For his crimes, in April 1957, Jacques Fesch was sentenced to death. He spent three years in prison waiting for his punishment.
It was then that he experienced a religious conversion and awakening. In the beginning, he was indifferent to his plight and mocked his lawyer’s Catholic faith. He nicknamed his lawyer, the panther of God.
But after one year in prison, Fesch experienced a profound religious conversion. He became very pious and regretted his crime.
At this point, he became communicating with his family more, notably his brother and stepmother. Jacques also kept a spiritual journal and accepted his punishment serenely.
His last entry in the journal was, “In five hours, I will see Jesus”.
Following his death, his wife and daughter honored his memory as an example of redemption. He was first excoriated by the public. Since the 1970s, his writings serve as inspiration to many. They have also been quoted in Catholic publications.
The Prison Letters
Jacques Fesch was a murderer who spent three years and eight months in solitary confinement. It was there he found religion and God, and wrote about it in his journal.
The collected prison letters were published in a book called Light Upon the Scaffold: The Prison Letters of Jacques Fesch.
Some of those letters were quite inspirational. For example, he wrote about the distinction between morality and the law, “I did evil and I know it, but I also know how and why I acted as I did. I am perfectly aware that I was not free.

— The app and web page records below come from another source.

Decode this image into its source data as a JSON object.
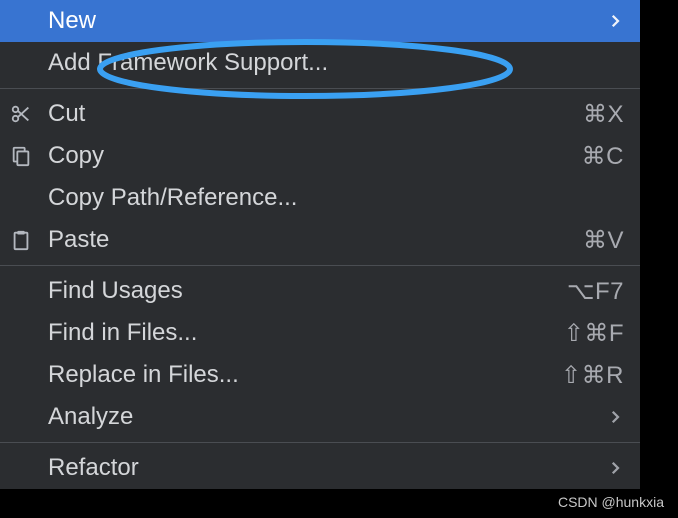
{
  "menu": {
    "items": [
      {
        "label": "New",
        "hasSubmenu": true,
        "selected": true
      },
      {
        "label": "Add Framework Support..."
      }
    ],
    "items2": [
      {
        "label": "Cut",
        "shortcut": "⌘X",
        "icon": "cut"
      },
      {
        "label": "Copy",
        "shortcut": "⌘C",
        "icon": "copy"
      },
      {
        "label": "Copy Path/Reference..."
      },
      {
        "label": "Paste",
        "shortcut": "⌘V",
        "icon": "paste"
      }
    ],
    "items3": [
      {
        "label": "Find Usages",
        "shortcut": "⌥F7"
      },
      {
        "label": "Find in Files...",
        "shortcut": "⇧⌘F"
      },
      {
        "label": "Replace in Files...",
        "shortcut": "⇧⌘R"
      },
      {
        "label": "Analyze",
        "hasSubmenu": true
      }
    ],
    "items4": [
      {
        "label": "Refactor",
        "hasSubmenu": true
      }
    ]
  },
  "watermark": "CSDN @hunkxia"
}
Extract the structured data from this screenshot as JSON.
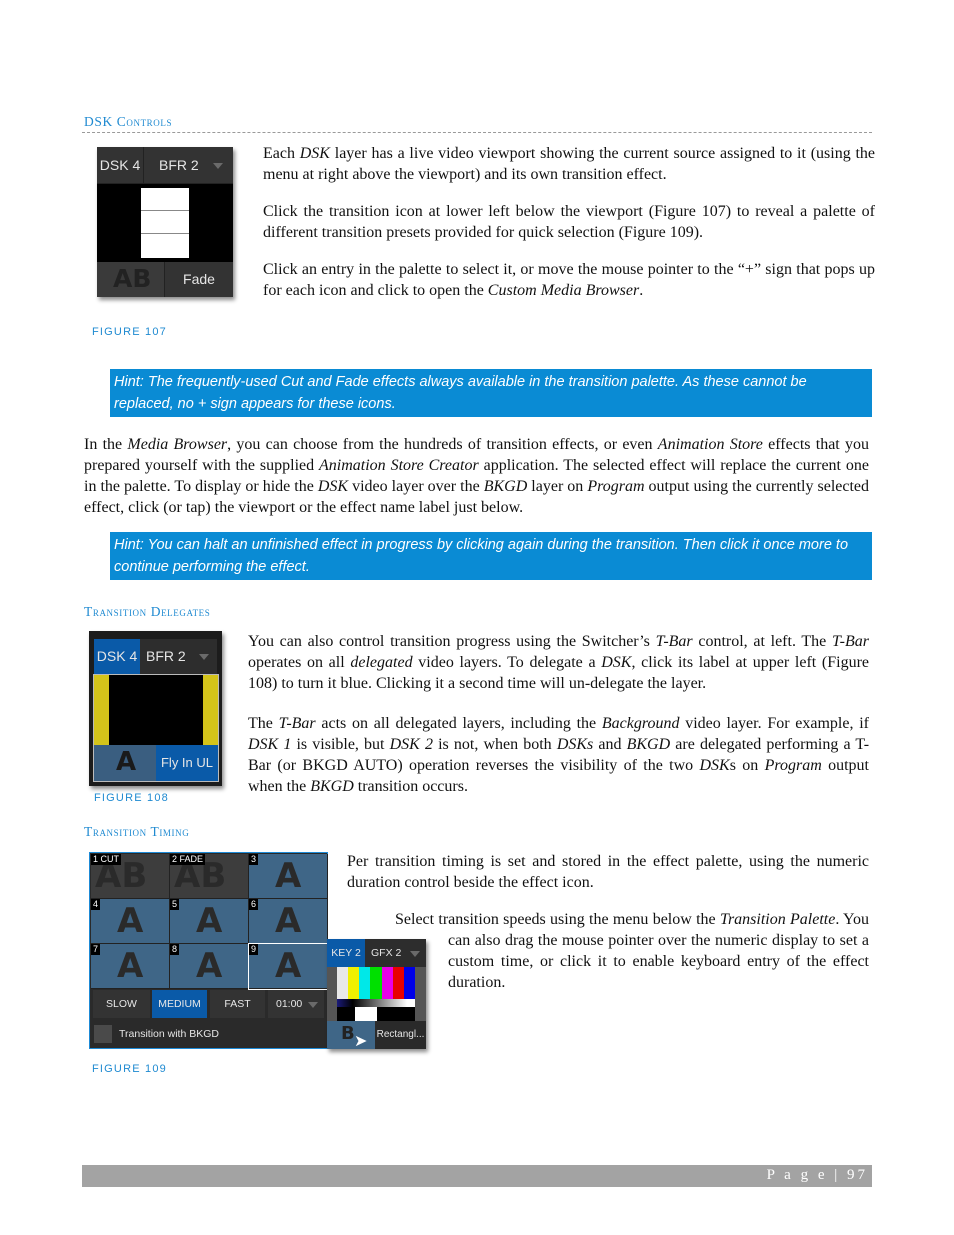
{
  "sections": {
    "dsk_controls": {
      "heading": "DSK Controls",
      "paragraphs": [
        [
          "Each ",
          {
            "i": "DSK"
          },
          " layer has a live video viewport showing the current source assigned to it (using the menu at right above the viewport) and its own transition effect."
        ],
        [
          "Click the transition icon at lower left below the viewport (Figure 107) to reveal a palette of different transition presets provided for quick selection (Figure 109)."
        ],
        [
          "Click an entry in the palette to select it, or move the mouse pointer to the “+” sign that pops up for each icon and click to open the ",
          {
            "i": "Custom Media Browser"
          },
          "."
        ]
      ],
      "figure_caption": "FIGURE 107",
      "hint1": "Hint: The frequently-used Cut and Fade effects always available in the transition palette. As these cannot be replaced, no + sign appears for these icons.",
      "body": [
        "In the ",
        {
          "i": "Media Browser"
        },
        ", you can choose from the hundreds of transition effects, or even ",
        {
          "i": "Animation Store"
        },
        " effects that you prepared yourself with the supplied ",
        {
          "i": "Animation Store Creator"
        },
        " application.  The selected effect will replace the current one in the palette.  To display or hide the ",
        {
          "i": "DSK"
        },
        " video layer over the ",
        {
          "i": "BKGD"
        },
        " layer on ",
        {
          "i": "Program"
        },
        " output using the currently selected effect, click (or tap) the viewport or the effect name label just below."
      ],
      "hint2": "Hint: You can halt an unfinished effect in progress by clicking again during the transition. Then click it once more to continue performing the effect."
    },
    "transition_delegates": {
      "heading": "Transition Delegates",
      "paragraphs": [
        [
          "You can also control transition progress using the Switcher’s ",
          {
            "i": "T-Bar"
          },
          " control, at left.  The ",
          {
            "i": "T-Bar"
          },
          " operates on all ",
          {
            "i": "delegated"
          },
          " video layers.  To delegate a ",
          {
            "i": "DSK"
          },
          ", click its label at upper left (Figure 108) to turn it blue.  Clicking it a second time will un-delegate the layer."
        ],
        [
          "The ",
          {
            "i": "T-Bar"
          },
          " acts on all delegated layers, including the ",
          {
            "i": "Background"
          },
          " video layer.  For example, if ",
          {
            "i": "DSK 1"
          },
          " is visible, but ",
          {
            "i": "DSK 2"
          },
          " is not, when both ",
          {
            "i": "DSKs"
          },
          " and ",
          {
            "i": "BKGD"
          },
          " are delegated performing a T-Bar (or BKGD AUTO) operation reverses the visibility of the two ",
          {
            "i": "DSK"
          },
          "s on ",
          {
            "i": "Program"
          },
          " output when the ",
          {
            "i": "BKGD"
          },
          " transition occurs."
        ]
      ],
      "figure_caption": "FIGURE 108"
    },
    "transition_timing": {
      "heading": "Transition Timing",
      "paragraphs": [
        [
          "Per transition timing is set and stored in the effect palette, using the numeric duration control beside the effect icon."
        ],
        [
          "Select transition speeds using the menu below the ",
          {
            "i": "Transition Palette"
          },
          ".  You can also drag the mouse pointer over the numeric display to set a custom time, or click it to enable keyboard entry of the effect duration."
        ]
      ],
      "figure_caption": "FIGURE 109"
    }
  },
  "fig107": {
    "dsk_label": "DSK 4",
    "source_label": "BFR 2",
    "effect_label": "Fade",
    "transition_icon": "ab-transition-icon"
  },
  "fig108": {
    "dsk_label": "DSK 4",
    "source_label": "BFR 2",
    "effect_label": "Fly In UL",
    "transition_icon": "fly-in-transition-icon"
  },
  "fig109": {
    "palette": [
      {
        "num": "1 CUT"
      },
      {
        "num": "2 FADE"
      },
      {
        "num": "3"
      },
      {
        "num": "4"
      },
      {
        "num": "5"
      },
      {
        "num": "6"
      },
      {
        "num": "7"
      },
      {
        "num": "8"
      },
      {
        "num": "9"
      }
    ],
    "speeds": [
      "SLOW",
      "MEDIUM",
      "FAST"
    ],
    "selected_speed": "MEDIUM",
    "duration": "01:00",
    "checkbox_label": "Transition with BKGD",
    "checkbox_checked": false,
    "key_label": "KEY 2",
    "key_source": "GFX 2",
    "key_effect": "Rectangl...",
    "colors": {
      "accent": "#0a5aa8",
      "palette_bg": "#3f6687",
      "frame": "#1d8ad6"
    }
  },
  "footer": {
    "page_label": "P a g e",
    "page_number": "97"
  },
  "colors": {
    "heading": "#1f8ad1",
    "hint_bg": "#0a8bd4",
    "footer_bg": "#a3a3a3"
  }
}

My real guilt is not in this area, and it is not the actions for which I am now in prison that are the most serious ones. The people before whom I feel guilty are not the civil authorities, but others; and if the day ever comes when true judgment is passed upon it, it is these others who will weigh in the balance against me: Pierrette and Veronica [Fesch’s daughter]. It is for them that I must give an account”.
In prison, he developed into a mystic and learned the true meaning of prayer. He wrote, “Do not ask God to save such and such a person, or to help this one or that, but ask him that you may love him, and that his will may be done. You must talk with him familiarly, and explain to him that you want to love him well, but that you can’t do it, that many things seem obscure and illogical to you, and that you would like to understand them a little better … and do not hesitate, all day long, to invoke heaven.”
Just two months before his execution, he wrote a letter to his mother in law. In it, he wrote, “Here is where the cross and its mystery of suffering make their appearance. The whole of life has this piece of wood as its center. …We can have no genuine hope of peace and salvation apart from Christ crucified! Happy the man who understands this”.
His story is an inspirational one. Fesch reminds people that every state-sanctioned murder is a human being with hopes, fears, longings and, however deeply buried, the fundamental idea of God. His story is a proof that every soul is redeemable.